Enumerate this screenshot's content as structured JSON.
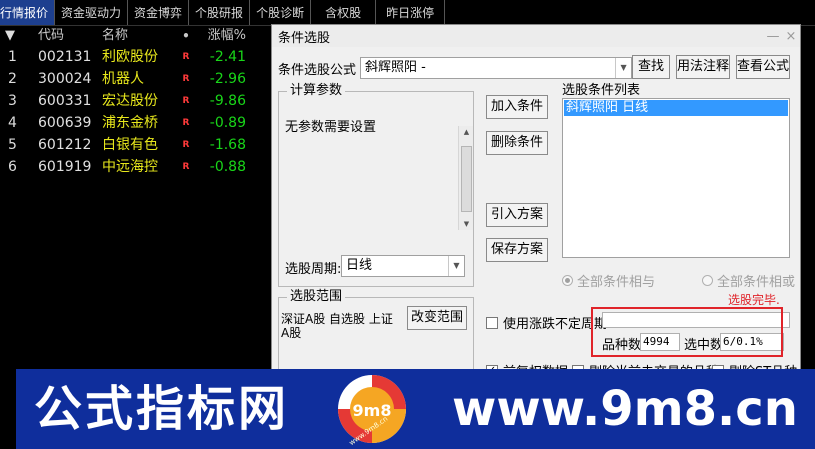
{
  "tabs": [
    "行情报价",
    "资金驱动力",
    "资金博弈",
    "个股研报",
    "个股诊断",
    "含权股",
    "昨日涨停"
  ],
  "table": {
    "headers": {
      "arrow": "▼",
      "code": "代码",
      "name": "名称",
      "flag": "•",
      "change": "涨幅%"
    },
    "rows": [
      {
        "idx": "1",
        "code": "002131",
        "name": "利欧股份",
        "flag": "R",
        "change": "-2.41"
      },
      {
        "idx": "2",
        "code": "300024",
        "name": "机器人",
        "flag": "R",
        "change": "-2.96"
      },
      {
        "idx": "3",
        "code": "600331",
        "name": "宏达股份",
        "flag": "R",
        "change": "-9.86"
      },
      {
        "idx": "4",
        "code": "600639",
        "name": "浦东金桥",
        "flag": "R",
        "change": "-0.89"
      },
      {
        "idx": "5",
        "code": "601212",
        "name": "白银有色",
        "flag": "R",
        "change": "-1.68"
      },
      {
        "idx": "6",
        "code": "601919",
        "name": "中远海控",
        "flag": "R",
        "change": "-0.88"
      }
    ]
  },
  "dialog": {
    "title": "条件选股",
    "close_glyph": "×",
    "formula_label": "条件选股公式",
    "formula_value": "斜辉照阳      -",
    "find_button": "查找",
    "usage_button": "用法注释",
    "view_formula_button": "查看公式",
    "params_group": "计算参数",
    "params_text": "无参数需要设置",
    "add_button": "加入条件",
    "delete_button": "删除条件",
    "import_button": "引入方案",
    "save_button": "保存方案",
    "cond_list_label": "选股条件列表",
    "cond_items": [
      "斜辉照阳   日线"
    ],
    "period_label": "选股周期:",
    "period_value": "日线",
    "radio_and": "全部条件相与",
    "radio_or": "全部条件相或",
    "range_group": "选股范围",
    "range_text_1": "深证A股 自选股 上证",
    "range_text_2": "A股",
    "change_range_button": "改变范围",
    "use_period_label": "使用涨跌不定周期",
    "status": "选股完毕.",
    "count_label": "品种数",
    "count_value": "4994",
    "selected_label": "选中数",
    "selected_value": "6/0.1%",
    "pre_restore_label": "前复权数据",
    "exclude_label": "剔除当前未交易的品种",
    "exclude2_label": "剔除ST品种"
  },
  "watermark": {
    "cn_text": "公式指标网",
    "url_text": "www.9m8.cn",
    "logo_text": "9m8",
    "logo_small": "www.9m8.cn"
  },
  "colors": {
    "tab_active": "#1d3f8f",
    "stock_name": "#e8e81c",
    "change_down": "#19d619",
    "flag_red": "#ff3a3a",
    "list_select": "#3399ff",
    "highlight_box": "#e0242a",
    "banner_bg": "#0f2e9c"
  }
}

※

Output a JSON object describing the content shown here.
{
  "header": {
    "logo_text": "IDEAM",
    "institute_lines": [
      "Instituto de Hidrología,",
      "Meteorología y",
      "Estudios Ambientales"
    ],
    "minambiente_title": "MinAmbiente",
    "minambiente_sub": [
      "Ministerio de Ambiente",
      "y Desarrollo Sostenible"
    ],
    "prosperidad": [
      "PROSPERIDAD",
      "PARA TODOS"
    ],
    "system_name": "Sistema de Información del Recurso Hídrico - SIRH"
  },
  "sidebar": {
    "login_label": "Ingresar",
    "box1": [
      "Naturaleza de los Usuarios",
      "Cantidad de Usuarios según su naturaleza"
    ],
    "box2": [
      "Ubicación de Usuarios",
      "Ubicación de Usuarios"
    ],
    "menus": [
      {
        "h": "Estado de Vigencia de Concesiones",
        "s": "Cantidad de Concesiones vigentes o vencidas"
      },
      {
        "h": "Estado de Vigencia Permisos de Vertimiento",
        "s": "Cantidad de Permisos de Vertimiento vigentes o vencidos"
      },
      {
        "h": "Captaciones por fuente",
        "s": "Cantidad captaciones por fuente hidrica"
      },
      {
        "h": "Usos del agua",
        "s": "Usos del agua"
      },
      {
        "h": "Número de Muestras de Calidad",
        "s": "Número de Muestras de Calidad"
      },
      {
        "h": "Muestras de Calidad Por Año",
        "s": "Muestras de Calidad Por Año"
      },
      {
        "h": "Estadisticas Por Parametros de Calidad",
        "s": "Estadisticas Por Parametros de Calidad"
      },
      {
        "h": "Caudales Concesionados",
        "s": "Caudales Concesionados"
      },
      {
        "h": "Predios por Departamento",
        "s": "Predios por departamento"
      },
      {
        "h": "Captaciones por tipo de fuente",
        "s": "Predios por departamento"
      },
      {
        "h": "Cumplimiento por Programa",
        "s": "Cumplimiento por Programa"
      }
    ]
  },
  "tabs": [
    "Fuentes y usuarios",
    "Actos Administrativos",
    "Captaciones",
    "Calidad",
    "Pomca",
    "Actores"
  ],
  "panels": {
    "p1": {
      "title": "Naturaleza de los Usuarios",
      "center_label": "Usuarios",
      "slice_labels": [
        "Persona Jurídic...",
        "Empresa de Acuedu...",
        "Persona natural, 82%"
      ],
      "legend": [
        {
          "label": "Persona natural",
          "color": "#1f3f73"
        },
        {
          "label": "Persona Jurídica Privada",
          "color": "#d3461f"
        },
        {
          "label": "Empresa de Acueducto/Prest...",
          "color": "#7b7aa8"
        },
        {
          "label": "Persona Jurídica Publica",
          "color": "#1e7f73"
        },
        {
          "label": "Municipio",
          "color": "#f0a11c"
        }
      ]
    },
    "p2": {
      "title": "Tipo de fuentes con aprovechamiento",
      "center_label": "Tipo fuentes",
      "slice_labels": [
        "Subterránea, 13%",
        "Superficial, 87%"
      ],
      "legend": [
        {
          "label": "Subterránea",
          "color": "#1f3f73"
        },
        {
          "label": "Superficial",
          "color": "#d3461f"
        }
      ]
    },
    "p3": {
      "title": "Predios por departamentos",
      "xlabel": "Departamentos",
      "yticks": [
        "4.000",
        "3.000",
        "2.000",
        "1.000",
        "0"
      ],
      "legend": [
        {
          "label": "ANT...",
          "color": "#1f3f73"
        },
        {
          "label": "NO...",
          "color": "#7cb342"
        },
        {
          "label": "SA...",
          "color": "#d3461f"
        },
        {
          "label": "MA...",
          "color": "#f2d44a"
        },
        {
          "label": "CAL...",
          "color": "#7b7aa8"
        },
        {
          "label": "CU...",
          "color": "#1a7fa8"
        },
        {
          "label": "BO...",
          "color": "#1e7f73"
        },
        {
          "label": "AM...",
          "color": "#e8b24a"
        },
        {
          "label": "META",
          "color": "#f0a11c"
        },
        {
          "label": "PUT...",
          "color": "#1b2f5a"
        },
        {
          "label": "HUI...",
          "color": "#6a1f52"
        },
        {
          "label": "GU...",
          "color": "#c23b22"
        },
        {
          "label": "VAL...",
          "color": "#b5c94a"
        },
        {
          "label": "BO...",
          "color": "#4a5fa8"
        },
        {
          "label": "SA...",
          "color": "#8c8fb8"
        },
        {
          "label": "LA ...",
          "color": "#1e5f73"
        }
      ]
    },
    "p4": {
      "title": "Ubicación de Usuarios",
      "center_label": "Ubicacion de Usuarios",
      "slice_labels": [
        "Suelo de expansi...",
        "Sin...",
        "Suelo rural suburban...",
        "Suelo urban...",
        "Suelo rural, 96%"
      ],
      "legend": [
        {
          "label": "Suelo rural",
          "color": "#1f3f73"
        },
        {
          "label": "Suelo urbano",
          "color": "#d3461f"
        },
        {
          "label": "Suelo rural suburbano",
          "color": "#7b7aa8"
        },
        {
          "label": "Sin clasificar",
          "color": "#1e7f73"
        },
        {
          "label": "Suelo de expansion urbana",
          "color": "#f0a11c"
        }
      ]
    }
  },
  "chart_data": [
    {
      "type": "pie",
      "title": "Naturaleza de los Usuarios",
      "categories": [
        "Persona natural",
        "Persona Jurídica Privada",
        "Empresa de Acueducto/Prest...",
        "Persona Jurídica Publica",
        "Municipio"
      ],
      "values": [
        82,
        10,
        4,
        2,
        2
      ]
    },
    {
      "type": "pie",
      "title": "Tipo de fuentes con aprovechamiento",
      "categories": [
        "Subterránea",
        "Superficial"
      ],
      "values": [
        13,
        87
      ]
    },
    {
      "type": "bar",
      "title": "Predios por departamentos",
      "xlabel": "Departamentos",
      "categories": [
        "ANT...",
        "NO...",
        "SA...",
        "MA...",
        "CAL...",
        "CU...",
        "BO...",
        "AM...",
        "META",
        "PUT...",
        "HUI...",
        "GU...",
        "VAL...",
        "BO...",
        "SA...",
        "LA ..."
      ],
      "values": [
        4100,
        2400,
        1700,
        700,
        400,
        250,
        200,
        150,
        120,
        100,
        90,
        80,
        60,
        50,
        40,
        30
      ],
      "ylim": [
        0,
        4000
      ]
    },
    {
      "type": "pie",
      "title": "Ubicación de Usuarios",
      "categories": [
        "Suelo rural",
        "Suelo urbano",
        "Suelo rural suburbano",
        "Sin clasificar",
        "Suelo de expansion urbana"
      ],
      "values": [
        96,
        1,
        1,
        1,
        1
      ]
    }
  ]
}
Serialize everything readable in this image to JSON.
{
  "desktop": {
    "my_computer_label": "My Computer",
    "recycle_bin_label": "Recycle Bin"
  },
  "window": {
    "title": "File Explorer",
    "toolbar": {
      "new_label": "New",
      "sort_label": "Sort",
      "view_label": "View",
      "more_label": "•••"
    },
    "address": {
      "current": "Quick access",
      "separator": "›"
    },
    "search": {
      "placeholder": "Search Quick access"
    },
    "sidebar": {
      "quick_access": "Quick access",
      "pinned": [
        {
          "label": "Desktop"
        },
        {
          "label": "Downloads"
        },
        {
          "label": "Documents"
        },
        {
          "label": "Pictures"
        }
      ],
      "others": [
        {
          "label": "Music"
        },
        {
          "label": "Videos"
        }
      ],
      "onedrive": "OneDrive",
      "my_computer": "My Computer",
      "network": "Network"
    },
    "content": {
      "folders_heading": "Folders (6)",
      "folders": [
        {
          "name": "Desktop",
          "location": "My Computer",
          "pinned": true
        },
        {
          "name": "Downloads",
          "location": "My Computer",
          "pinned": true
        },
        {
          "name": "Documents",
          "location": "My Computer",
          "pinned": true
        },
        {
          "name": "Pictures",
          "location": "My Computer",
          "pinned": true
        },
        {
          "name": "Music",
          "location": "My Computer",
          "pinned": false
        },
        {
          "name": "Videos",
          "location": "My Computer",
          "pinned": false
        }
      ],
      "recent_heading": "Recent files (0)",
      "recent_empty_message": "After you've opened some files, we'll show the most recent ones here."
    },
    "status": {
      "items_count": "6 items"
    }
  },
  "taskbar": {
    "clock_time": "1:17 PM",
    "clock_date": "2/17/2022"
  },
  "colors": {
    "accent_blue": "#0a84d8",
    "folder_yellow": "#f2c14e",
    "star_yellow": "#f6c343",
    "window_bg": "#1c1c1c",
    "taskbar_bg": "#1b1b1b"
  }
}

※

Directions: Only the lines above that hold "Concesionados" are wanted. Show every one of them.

Solution for this task:
        "h": "Caudales Concesionados",
        "s": "Caudales Concesionados"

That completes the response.